I really hate the phrase “You’re anthropomorphizing that animal!”
Having empathy for a non-human animal is not the same as anthropomorphizing it. They experience. They are individuals with biology and uniqueness and cognition of their own, even if it’s different from ours. Emotions are part of an incredibly complex neurology that had to have existed in other animals before our full development.
Our whole gauge for what is aware and what is not is actually incredibly flawed and based on the idea that we (meaning humans) were granted some kind of special higher intelligence from an invisible superbeing* rather than a complex biological and evolutionary process that formed us based on and in cohabitation with other forms of life. We are more like them than we think we are and they are more like us than we think they are. I am an animal. You are an animal. My dog is an animal. Elephants are animals. Sponges are animals.
And that isn’t intended to devalue human experience!!! Like if anything it just makes it broader and more amazing than a humanocentric perspective could ever be. We are animals with unique interactions with each other and our world, but you don’t make those things more special by refusing to acknowledge things like the fact that, say, great apes have a social structure that is also interesting and complex, or by saying that other social animals also experience love. That doesn’t devalue those things. That doesn’t devalue those things. It just makes it all even more amazing!!!

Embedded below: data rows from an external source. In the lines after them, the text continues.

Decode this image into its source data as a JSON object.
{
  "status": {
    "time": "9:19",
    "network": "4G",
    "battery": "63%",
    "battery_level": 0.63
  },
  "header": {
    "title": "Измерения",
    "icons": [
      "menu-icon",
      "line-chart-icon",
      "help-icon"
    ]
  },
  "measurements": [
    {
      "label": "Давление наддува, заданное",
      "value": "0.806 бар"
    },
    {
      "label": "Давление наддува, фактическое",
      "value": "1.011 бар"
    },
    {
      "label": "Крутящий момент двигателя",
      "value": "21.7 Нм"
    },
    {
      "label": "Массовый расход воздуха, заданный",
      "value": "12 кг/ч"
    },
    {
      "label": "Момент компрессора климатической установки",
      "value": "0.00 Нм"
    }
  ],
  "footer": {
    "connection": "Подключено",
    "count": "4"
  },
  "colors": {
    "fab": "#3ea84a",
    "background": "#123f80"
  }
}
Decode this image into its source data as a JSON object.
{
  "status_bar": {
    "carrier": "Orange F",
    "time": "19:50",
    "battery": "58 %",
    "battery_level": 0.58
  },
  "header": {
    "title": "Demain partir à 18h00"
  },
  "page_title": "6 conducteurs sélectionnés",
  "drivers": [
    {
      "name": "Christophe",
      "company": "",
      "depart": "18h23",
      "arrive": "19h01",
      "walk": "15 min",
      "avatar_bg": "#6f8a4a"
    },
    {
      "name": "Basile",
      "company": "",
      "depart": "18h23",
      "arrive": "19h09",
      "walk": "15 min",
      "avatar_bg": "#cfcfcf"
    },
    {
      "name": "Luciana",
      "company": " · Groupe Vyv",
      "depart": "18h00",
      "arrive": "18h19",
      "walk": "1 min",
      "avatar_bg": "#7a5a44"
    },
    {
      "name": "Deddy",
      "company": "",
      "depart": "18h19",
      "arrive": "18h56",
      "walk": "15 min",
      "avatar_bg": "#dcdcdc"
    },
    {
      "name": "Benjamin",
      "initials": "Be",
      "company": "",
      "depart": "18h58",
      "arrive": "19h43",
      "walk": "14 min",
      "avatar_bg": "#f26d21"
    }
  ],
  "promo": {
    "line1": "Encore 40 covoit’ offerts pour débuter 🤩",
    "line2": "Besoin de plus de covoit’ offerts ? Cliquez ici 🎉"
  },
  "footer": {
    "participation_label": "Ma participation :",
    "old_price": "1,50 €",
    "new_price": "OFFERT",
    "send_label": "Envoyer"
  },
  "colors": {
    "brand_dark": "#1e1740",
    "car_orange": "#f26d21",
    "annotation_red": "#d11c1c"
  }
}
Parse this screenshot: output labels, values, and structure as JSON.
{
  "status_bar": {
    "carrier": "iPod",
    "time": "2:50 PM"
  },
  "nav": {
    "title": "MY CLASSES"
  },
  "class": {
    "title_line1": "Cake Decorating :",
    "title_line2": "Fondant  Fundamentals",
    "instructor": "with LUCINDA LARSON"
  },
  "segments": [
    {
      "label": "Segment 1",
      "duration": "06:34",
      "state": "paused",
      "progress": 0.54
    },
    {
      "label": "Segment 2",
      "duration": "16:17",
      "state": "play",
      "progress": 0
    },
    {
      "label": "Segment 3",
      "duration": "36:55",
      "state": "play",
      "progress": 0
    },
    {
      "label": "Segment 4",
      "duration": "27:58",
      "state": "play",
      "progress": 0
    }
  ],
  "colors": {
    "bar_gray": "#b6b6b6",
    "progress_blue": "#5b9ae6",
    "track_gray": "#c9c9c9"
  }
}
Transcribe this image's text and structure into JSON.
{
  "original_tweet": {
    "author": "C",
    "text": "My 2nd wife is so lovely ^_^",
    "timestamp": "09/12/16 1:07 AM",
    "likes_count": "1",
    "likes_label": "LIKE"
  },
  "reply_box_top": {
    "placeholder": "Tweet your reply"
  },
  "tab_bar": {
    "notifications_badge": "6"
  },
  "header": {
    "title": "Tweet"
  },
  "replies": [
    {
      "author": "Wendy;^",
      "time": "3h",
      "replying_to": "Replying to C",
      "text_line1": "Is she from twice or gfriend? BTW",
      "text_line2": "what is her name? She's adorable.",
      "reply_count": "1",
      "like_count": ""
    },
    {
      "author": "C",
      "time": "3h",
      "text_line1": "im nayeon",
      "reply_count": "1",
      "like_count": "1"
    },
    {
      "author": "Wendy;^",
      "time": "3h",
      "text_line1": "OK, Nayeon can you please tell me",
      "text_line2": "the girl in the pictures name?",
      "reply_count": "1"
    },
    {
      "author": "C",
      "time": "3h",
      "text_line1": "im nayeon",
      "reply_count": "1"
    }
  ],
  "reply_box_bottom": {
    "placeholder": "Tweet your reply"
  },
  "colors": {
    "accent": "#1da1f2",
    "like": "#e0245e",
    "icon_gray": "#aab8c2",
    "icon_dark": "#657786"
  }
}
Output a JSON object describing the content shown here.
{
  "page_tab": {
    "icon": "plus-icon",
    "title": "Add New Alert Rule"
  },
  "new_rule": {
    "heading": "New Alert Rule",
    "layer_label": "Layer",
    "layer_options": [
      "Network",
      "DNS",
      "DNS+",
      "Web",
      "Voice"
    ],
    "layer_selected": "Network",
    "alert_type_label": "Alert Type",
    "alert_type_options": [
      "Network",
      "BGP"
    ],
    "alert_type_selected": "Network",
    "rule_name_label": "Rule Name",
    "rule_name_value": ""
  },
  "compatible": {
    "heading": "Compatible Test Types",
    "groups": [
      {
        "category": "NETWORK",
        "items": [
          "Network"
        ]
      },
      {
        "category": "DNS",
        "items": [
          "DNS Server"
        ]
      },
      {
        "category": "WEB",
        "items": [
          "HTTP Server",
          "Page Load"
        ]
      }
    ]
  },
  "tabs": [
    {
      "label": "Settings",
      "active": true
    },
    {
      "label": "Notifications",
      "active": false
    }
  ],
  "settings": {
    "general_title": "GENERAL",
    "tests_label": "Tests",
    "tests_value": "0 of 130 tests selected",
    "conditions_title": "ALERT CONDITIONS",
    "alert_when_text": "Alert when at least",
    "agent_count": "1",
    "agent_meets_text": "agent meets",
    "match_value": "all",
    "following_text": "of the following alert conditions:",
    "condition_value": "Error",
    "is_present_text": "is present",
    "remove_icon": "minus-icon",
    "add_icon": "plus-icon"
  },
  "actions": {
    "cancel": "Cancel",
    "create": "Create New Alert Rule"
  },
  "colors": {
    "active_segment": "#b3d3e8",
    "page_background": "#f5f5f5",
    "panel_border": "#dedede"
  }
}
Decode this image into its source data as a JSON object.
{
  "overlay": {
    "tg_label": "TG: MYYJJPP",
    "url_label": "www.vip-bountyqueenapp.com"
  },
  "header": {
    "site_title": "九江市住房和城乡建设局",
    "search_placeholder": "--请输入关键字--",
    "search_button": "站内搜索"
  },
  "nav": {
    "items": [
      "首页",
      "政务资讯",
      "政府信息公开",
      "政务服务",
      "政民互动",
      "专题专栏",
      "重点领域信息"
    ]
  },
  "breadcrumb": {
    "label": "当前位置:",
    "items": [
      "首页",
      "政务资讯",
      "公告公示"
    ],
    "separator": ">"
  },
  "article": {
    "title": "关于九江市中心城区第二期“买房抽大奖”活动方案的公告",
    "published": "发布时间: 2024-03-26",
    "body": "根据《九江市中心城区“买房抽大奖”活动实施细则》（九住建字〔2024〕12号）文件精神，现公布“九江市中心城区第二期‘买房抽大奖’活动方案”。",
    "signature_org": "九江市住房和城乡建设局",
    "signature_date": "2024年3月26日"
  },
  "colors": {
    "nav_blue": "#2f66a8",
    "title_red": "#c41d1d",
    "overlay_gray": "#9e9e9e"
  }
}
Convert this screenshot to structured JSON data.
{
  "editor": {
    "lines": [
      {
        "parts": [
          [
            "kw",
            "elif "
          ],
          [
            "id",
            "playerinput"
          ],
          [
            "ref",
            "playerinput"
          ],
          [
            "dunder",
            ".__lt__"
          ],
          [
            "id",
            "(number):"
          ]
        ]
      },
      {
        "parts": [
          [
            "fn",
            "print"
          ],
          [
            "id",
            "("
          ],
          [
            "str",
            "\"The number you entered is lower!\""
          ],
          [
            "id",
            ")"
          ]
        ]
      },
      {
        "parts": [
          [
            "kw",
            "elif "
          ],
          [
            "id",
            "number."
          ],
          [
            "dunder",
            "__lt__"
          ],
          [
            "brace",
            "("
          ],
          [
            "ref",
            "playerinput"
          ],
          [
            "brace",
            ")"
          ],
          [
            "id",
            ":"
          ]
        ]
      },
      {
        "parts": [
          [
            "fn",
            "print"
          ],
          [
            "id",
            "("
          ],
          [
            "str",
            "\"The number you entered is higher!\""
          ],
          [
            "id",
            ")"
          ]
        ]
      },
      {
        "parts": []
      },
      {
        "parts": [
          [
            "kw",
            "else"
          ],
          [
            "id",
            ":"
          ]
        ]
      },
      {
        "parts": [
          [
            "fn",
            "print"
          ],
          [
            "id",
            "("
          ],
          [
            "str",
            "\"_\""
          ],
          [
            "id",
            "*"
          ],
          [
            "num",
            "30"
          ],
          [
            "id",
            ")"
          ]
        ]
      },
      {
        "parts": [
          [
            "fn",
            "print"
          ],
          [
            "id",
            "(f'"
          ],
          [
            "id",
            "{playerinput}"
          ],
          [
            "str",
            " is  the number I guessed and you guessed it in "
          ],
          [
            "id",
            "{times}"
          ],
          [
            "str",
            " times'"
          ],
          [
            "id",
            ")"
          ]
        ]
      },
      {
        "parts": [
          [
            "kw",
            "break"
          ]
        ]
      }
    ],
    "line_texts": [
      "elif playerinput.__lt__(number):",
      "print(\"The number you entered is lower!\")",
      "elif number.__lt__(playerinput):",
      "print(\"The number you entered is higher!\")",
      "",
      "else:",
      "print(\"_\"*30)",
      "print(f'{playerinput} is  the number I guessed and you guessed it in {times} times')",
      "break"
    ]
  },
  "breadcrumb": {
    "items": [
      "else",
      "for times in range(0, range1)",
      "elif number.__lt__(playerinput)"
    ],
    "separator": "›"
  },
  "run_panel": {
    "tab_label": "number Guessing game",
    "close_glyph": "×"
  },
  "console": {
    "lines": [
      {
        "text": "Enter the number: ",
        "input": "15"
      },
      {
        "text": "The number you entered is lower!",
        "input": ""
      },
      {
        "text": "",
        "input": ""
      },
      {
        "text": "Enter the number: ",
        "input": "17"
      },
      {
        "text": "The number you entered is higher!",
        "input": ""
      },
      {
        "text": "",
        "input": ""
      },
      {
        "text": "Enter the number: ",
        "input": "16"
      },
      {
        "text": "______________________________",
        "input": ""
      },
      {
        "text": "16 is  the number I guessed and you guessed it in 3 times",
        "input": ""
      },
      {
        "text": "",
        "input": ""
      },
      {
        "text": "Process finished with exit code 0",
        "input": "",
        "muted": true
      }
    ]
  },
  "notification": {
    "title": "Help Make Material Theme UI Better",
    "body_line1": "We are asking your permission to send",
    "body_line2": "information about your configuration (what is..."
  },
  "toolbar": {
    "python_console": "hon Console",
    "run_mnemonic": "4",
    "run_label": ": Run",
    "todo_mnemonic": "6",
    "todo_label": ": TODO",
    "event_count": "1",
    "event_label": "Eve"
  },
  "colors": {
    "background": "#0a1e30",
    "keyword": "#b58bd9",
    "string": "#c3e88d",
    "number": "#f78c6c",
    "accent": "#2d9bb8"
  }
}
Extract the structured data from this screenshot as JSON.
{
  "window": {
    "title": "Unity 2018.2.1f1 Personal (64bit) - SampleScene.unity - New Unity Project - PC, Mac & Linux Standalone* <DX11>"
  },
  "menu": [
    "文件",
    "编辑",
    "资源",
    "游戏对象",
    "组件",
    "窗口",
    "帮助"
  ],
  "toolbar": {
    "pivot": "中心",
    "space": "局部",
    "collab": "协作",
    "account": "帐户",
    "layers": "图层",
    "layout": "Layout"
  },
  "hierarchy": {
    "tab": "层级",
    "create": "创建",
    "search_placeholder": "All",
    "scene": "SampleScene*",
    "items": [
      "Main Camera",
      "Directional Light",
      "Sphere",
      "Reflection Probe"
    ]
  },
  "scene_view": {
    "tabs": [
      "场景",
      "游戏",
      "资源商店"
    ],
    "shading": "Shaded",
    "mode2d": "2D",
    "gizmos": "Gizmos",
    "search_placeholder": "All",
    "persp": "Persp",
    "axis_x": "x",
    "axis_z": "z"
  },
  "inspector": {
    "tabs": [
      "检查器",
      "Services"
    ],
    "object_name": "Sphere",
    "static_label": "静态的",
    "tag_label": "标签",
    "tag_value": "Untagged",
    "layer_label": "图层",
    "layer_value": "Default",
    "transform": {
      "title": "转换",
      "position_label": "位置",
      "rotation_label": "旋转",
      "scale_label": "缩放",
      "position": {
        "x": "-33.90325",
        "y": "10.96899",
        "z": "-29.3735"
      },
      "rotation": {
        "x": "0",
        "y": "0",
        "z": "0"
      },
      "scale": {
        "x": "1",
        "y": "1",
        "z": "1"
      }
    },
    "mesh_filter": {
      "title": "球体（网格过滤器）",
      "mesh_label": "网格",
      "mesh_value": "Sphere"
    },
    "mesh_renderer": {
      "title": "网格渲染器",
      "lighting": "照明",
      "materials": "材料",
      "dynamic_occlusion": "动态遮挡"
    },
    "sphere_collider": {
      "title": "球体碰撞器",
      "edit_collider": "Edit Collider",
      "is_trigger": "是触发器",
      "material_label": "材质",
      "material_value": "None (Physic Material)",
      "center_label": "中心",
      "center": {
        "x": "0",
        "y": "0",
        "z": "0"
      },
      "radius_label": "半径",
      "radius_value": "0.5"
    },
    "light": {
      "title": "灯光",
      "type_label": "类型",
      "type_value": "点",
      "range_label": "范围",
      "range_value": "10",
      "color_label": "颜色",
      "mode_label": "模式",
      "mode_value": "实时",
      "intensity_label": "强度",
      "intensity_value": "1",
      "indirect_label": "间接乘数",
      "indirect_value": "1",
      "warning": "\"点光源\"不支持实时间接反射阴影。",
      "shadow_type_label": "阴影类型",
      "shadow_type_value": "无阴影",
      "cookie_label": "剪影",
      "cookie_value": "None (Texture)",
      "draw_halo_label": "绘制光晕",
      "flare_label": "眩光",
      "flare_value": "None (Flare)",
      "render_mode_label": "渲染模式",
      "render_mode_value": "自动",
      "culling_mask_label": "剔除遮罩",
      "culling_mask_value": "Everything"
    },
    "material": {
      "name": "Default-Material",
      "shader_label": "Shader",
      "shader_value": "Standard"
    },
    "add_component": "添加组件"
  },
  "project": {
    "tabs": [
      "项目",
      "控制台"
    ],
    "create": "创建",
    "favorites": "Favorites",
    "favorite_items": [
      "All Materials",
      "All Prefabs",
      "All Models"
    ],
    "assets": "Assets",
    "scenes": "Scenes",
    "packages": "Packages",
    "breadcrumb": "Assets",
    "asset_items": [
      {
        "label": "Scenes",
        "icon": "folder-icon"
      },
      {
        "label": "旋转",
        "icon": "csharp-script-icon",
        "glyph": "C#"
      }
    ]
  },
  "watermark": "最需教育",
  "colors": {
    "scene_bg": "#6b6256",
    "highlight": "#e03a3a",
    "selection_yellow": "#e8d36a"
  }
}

I also maintain that I am allowed to care more for my dogs than for a stranger I don’t know.
I think it is also going to be necessary for us to understand that our world (including our social constructs - good and bad) are based on our conscious interpretations of our innate biology/neurology/psychology, and that gives us the tools we need for addressing and dealing with those issues in a way that purely social discussions don’t. This is why people who are going into the sciences need more extensive training in the humanities discourses and people in the humanities discourses need more extensive training in the sciences.
*it is worth noting that I acknowledge the possible existence of a higher intelligence, and that there is something interesting and unique about the way humans interact with our world (and that so far we are the only animals capable of examining our world to the degree we do), but we have to acknowledge that it’s not “animals” and then “us”. We are a part of that evolutionary chain. And even though we are living in an increasingly secular society that, for the most part, does not buy the 7-days-creationist-garden-of-Eden bit and acknowledges evolution, there’s a part of our culture that’s still unwilling to and uncomfortable about embracing the fact that we are part of a broad biological framework, because our culture has raised us to believe so strongly that being an animal means that you are without value (it’s why you have organizations like PETA that are theoretically for animal rights actually being one of the worst violators - because they have followed the logic of “if everything is an animal - that means nothing has value” which is shitty and flawed and results in a deeply sociopathic system). It’s an aspect of our identities, a shared experience, that will need to be embraced.
I’m not saying that other animals experience the world in the exact same way we do, or that those rights are always going to be expressed the same way. There are very complicated discourses about that (to be fair, like I said earlier, even mainstream animal rights groups don’t seem capable of grasping this concept). Basically, our whole perception of our own intelligence needs to be put in context.